Contributing writer

Space.com contributing writer Stefanie Waldek is a self-taught space nerd and aviation geek who is passionate about all things spaceflight and astronomy. With a background in travel and design journalism, as well as a Bachelor of Arts degree from New York University, she specializes in the budding space tourism industry and Earth-based astrotourism. In her free time, you can find her watching rocket launches or looking up at the stars, wondering what is out there. Learn more about her work at www.stefaniewaldek.com (opens in new tab).

  • Unclear Engineer
    Do we have "metallicity" data for rogue stars? Do we have such data as a function of distance from Earth?

    It seems to me that would tell us something about their age and region(s) of formation.
    Reply
  • rod
    "If we figure out the origin of intracluster stars, it will help us understand the assembly history of an entire galaxy cluster, and they can serve as visible tracers of dark matter enveloping the cluster," co-author Hyungjin Joo, also of Yonsei University, said in the same statement."

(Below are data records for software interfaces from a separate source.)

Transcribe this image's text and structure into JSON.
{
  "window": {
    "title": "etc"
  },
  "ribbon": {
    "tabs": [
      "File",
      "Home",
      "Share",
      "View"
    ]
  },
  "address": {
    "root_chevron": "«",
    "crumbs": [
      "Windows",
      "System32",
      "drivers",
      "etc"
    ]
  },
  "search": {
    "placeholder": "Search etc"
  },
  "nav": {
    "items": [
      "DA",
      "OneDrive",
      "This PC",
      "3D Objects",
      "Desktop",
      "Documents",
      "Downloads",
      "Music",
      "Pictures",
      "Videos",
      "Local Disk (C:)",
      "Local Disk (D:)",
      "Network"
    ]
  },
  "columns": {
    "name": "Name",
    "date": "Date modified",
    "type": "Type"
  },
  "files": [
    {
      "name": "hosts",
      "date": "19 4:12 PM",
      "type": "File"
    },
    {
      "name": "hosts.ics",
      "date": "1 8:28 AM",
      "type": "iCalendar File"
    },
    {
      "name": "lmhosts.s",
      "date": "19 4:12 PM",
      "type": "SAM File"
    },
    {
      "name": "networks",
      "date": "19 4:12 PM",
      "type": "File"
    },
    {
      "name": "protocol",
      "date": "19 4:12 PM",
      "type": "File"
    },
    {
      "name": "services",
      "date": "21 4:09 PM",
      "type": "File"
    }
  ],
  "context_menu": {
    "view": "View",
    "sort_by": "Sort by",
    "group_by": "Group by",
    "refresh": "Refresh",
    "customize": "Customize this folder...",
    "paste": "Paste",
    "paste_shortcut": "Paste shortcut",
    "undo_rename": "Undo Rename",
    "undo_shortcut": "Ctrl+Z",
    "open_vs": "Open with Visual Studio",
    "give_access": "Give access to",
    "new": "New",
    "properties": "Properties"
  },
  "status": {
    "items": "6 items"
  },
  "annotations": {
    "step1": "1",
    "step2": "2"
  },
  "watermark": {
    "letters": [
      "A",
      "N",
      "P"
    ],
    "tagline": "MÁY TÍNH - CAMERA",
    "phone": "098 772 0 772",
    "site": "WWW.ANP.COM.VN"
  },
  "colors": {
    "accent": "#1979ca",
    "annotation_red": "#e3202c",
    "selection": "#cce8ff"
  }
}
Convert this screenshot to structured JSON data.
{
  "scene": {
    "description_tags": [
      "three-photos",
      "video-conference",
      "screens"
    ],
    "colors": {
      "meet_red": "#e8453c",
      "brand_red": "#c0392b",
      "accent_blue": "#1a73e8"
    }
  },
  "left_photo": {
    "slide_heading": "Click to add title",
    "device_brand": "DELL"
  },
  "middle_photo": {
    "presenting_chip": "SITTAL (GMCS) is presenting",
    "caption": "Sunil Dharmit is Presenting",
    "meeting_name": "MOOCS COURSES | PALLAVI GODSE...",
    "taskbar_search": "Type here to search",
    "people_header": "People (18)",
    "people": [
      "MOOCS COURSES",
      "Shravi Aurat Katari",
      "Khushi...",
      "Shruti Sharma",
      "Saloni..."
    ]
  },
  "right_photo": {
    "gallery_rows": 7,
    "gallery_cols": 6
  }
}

    Seems numerous assumptions are needed to explain observations like this. If rogue stars ejected recently compared to cluster ages, that is a problem too as the article indicated. Likely need DM to keep those rogues in line and not escape when using 10-billion-year time scales :)
    Reply